CBS 2 Chicago wbbm7801059 670 The Score

Local

Did Chicagoan Strike Banksy Gold At Pop-Up Art Sale?

View Comments
A screen grab from a YouTube video purportedly shows a Chicago man (dark hair, smiling) getting a hug after he buys paintings by Banksy. (YouTube)

A screen grab from a YouTube video purportedly shows a Chicago man (dark hair, smiling) getting a hug after he buys paintings by Banksy. (YouTube)

Lastest News Headlines:

Get Breaking News First

Receive News, Politics, and Entertainment Headlines Each Morning.
Sign Up

(CBS) — Mischievous, thought-provoking street artist Banksy apparently gave people the opportunity to buy some of his paintings at rock-bottom prices. The problem is, nobody knew it.

That’s the premise of a video posted on YouTube this week.

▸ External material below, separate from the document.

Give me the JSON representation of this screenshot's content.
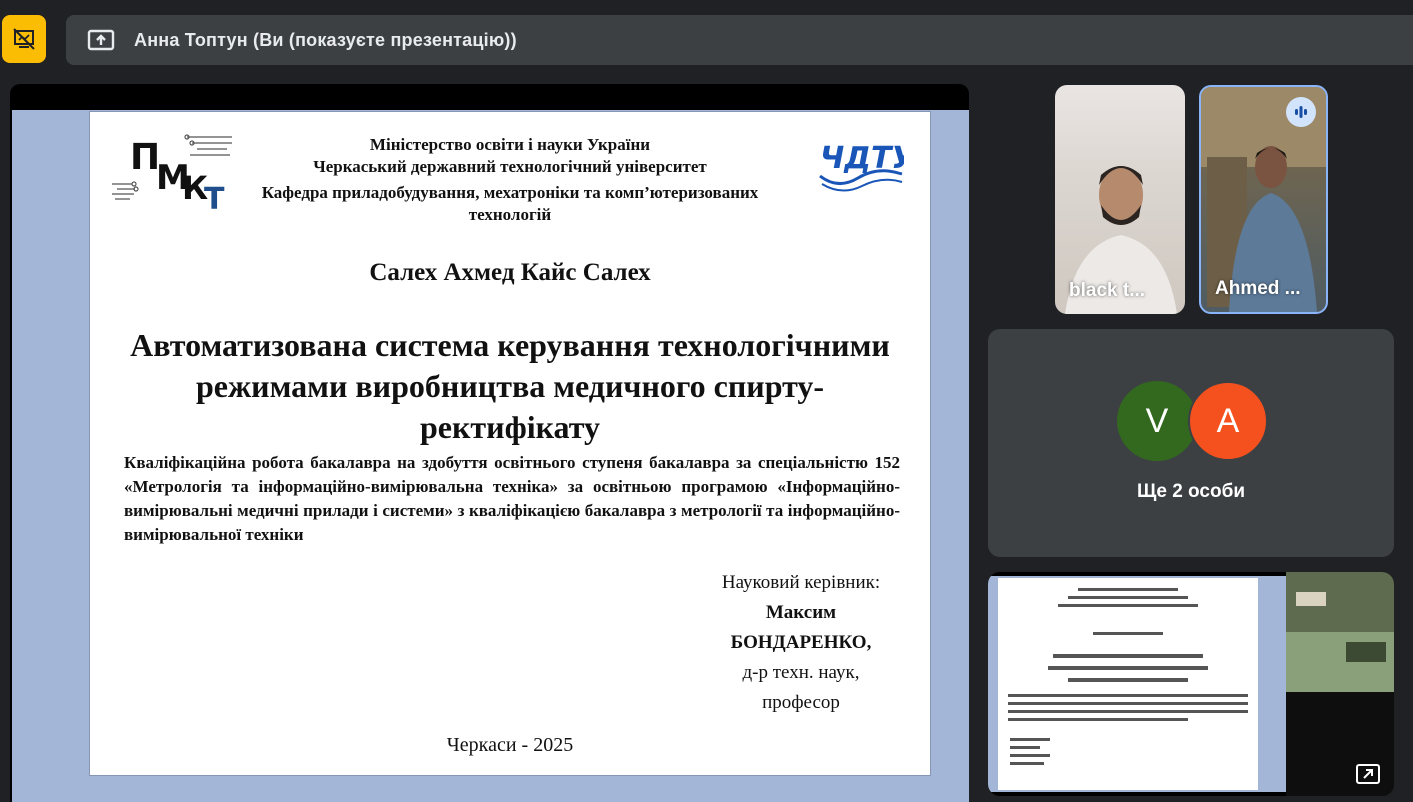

An elderly gentlemen sits at a pop-up art stand on a New York street, in the mini-documentary, which includes captions. Only three people buy pieces of the “spray art” canvases, which appear to be miniature versions of Banksy’s famous graffiti art.

The price: a mind-bogglingly low $60 per canvas (works by the anonymous street artist go for considerably more).

Among the buyers during the one-day sale, according to the video, is a Chicago man who just needed some decorations for his new place. The cashier gives him a hug as the buyer unknowingly prepares to leave with his impressive haul of four pieces.

The identity of the Chicagoan was not immediately known. As the story spread Monday, media outlets began trying to flush him out.

The day’s take for Banksy: a whopping $420, according to the YouTube video.

Jamieson Flynn of the Atlas Galleries in Chicago has an idea of what Banksy may be saying by essentially hiding his valuable artwork in plain sight.

“It’s not up to the space to dictate what’s good and bad. It’s up to the art itself,” Flynn tells CBS 2’s Mike Parker.

Banksy, who is British, keeps his identity a secret. He was the main subject of the 2010 documentary “Exit Through the Gift Shop,” about daring street artists who thumb their nose at the establishment while enjoying commercial success.

During his “residency” in New York this month, Banksy has already sent out a slaughterhouse truck stuffed with squealing toy animals and unveiled spray art on two seemingly abandoned vehicles downtown.

View Comments